TASK STATEMENT –
Word for word, copy the records that follow.

Website and app data records –
┌──
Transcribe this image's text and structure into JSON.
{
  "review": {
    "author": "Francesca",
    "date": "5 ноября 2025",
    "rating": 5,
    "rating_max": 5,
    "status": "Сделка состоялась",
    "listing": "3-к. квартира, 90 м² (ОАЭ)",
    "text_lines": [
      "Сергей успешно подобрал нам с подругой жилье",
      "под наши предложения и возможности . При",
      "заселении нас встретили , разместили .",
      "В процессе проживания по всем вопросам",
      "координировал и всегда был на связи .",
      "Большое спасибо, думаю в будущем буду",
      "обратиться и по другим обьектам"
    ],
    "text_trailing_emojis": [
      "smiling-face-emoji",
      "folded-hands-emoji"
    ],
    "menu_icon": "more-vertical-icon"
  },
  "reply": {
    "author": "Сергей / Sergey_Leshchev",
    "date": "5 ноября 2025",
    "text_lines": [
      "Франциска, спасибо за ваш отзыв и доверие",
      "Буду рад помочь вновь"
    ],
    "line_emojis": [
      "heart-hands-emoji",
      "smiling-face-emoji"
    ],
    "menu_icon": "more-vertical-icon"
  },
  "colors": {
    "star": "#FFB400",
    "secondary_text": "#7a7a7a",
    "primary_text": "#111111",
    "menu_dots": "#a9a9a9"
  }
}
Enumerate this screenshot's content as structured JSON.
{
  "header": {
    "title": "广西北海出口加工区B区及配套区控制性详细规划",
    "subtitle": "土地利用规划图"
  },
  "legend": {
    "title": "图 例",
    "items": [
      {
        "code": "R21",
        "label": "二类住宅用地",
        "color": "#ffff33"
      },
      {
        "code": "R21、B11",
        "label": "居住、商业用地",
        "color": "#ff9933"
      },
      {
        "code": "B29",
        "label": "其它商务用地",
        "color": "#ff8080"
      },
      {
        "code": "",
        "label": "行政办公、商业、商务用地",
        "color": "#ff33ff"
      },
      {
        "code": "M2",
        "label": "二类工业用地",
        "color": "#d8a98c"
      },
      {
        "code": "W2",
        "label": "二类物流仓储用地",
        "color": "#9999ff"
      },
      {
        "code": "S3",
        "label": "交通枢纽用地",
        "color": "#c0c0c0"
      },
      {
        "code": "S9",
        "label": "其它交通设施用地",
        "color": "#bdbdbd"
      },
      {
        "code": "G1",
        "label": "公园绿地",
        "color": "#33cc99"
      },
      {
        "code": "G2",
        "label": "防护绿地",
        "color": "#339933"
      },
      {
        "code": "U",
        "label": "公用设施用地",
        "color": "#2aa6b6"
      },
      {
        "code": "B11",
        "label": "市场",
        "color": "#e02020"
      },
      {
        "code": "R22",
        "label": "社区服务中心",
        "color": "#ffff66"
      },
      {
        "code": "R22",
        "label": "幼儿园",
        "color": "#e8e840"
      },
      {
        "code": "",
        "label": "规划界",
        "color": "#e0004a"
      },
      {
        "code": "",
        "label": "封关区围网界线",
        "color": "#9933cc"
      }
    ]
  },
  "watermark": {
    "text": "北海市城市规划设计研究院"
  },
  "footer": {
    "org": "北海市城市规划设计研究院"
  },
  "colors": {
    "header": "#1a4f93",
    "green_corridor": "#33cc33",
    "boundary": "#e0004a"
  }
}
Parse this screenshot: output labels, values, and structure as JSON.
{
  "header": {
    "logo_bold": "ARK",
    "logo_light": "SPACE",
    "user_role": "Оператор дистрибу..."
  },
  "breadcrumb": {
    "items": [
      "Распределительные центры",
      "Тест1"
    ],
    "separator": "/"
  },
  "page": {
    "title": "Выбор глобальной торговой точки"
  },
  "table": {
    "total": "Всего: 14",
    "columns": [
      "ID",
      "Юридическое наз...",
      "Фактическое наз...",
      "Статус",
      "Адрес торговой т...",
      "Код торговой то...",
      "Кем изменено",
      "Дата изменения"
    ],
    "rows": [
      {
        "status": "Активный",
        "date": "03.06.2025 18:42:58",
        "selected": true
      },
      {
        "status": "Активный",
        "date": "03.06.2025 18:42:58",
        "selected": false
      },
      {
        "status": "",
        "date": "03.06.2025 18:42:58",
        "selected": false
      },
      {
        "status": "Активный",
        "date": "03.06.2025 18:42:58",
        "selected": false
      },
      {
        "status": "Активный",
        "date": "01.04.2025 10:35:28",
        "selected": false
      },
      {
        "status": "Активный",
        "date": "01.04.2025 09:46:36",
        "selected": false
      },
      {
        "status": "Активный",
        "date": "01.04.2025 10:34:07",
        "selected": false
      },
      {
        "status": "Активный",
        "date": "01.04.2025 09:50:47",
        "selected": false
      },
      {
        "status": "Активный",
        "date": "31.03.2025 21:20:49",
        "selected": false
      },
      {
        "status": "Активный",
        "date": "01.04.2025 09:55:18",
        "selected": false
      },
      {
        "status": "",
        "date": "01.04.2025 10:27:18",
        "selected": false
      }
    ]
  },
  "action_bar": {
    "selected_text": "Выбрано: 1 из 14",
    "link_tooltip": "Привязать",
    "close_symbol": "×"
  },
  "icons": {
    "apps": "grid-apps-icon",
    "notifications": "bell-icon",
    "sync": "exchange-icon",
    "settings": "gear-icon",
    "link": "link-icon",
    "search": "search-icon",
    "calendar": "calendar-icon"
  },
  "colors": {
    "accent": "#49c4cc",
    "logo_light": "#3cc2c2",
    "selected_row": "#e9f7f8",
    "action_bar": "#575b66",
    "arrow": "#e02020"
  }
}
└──
TASK OUTPUT –
Transcribe this image's text and structure into JSON.
{
  "review": {
    "author": "Francesca",
    "date": "5 ноября 2025",
    "rating": 5,
    "rating_max": 5,
    "status": "Сделка состоялась",
    "listing": "3-к. квартира, 90 м² (ОАЭ)",
    "text_lines": [
      "Сергей успешно подобрал нам с подругой жилье",
      "под наши предложения и возможности . При",
      "заселении нас встретили , разместили .",
      "В процессе проживания по всем вопросам",
      "координировал и всегда был на связи .",
      "Большое спасибо, думаю в будущем буду",
      "обратиться и по другим обьектам"
    ],
    "text_trailing_emojis": [
      "smiling-face-emoji",
      "folded-hands-emoji"
    ],
    "menu_icon": "more-vertical-icon"
  },
  "reply": {
    "author": "Сергей / Sergey_Leshchev",
    "date": "5 ноября 2025",
    "text_lines": [
      "Франциска, спасибо за ваш отзыв и доверие",
      "Буду рад помочь вновь"
    ],
    "line_emojis": [
      "heart-hands-emoji",
      "smiling-face-emoji"
    ],
    "menu_icon": "more-vertical-icon"
  },
  "colors": {
    "star": "#FFB400",
    "secondary_text": "#7a7a7a",
    "primary_text": "#111111",
    "menu_dots": "#a9a9a9"
  }
}
Enumerate this screenshot's content as structured JSON.
{
  "header": {
    "title": "广西北海出口加工区B区及配套区控制性详细规划",
    "subtitle": "土地利用规划图"
  },
  "legend": {
    "title": "图 例",
    "items": [
      {
        "code": "R21",
        "label": "二类住宅用地",
        "color": "#ffff33"
      },
      {
        "code": "R21、B11",
        "label": "居住、商业用地",
        "color": "#ff9933"
      },
      {
        "code": "B29",
        "label": "其它商务用地",
        "color": "#ff8080"
      },
      {
        "code": "",
        "label": "行政办公、商业、商务用地",
        "color": "#ff33ff"
      },
      {
        "code": "M2",
        "label": "二类工业用地",
        "color": "#d8a98c"
      },
      {
        "code": "W2",
        "label": "二类物流仓储用地",
        "color": "#9999ff"
      },
      {
        "code": "S3",
        "label": "交通枢纽用地",
        "color": "#c0c0c0"
      },
      {
        "code": "S9",
        "label": "其它交通设施用地",
        "color": "#bdbdbd"
      },
      {
        "code": "G1",
        "label": "公园绿地",
        "color": "#33cc99"
      },
      {
        "code": "G2",
        "label": "防护绿地",
        "color": "#339933"
      },
      {
        "code": "U",
        "label": "公用设施用地",
        "color": "#2aa6b6"
      },
      {
        "code": "B11",
        "label": "市场",
        "color": "#e02020"
      },
      {
        "code": "R22",
        "label": "社区服务中心",
        "color": "#ffff66"
      },
      {
        "code": "R22",
        "label": "幼儿园",
        "color": "#e8e840"
      },
      {
        "code": "",
        "label": "规划界",
        "color": "#e0004a"
      },
      {
        "code": "",
        "label": "封关区围网界线",
        "color": "#9933cc"
      }
    ]
  },
  "watermark": {
    "text": "北海市城市规划设计研究院"
  },
  "footer": {
    "org": "北海市城市规划设计研究院"
  },
  "colors": {
    "header": "#1a4f93",
    "green_corridor": "#33cc33",
    "boundary": "#e0004a"
  }
}
Parse this screenshot: output labels, values, and structure as JSON.
{
  "header": {
    "logo_bold": "ARK",
    "logo_light": "SPACE",
    "user_role": "Оператор дистрибу..."
  },
  "breadcrumb": {
    "items": [
      "Распределительные центры",
      "Тест1"
    ],
    "separator": "/"
  },
  "page": {
    "title": "Выбор глобальной торговой точки"
  },
  "table": {
    "total": "Всего: 14",
    "columns": [
      "ID",
      "Юридическое наз...",
      "Фактическое наз...",
      "Статус",
      "Адрес торговой т...",
      "Код торговой то...",
      "Кем изменено",
      "Дата изменения"
    ],
    "rows": [
      {
        "status": "Активный",
        "date": "03.06.2025 18:42:58",
        "selected": true
      },
      {
        "status": "Активный",
        "date": "03.06.2025 18:42:58",
        "selected": false
      },
      {
        "status": "",
        "date": "03.06.2025 18:42:58",
        "selected": false
      },
      {
        "status": "Активный",
        "date": "03.06.2025 18:42:58",
        "selected": false
      },
      {
        "status": "Активный",
        "date": "01.04.2025 10:35:28",
        "selected": false
      },
      {
        "status": "Активный",
        "date": "01.04.2025 09:46:36",
        "selected": false
      },
      {
        "status": "Активный",
        "date": "01.04.2025 10:34:07",
        "selected": false
      },
      {
        "status": "Активный",
        "date": "01.04.2025 09:50:47",
        "selected": false
      },
      {
        "status": "Активный",
        "date": "31.03.2025 21:20:49",
        "selected": false
      },
      {
        "status": "Активный",
        "date": "01.04.2025 09:55:18",
        "selected": false
      },
      {
        "status": "",
        "date": "01.04.2025 10:27:18",
        "selected": false
      }
    ]
  },
  "action_bar": {
    "selected_text": "Выбрано: 1 из 14",
    "link_tooltip": "Привязать",
    "close_symbol": "×"
  },
  "icons": {
    "apps": "grid-apps-icon",
    "notifications": "bell-icon",
    "sync": "exchange-icon",
    "settings": "gear-icon",
    "link": "link-icon",
    "search": "search-icon",
    "calendar": "calendar-icon"
  },
  "colors": {
    "accent": "#49c4cc",
    "logo_light": "#3cc2c2",
    "selected_row": "#e9f7f8",
    "action_bar": "#575b66",
    "arrow": "#e02020"
  }
}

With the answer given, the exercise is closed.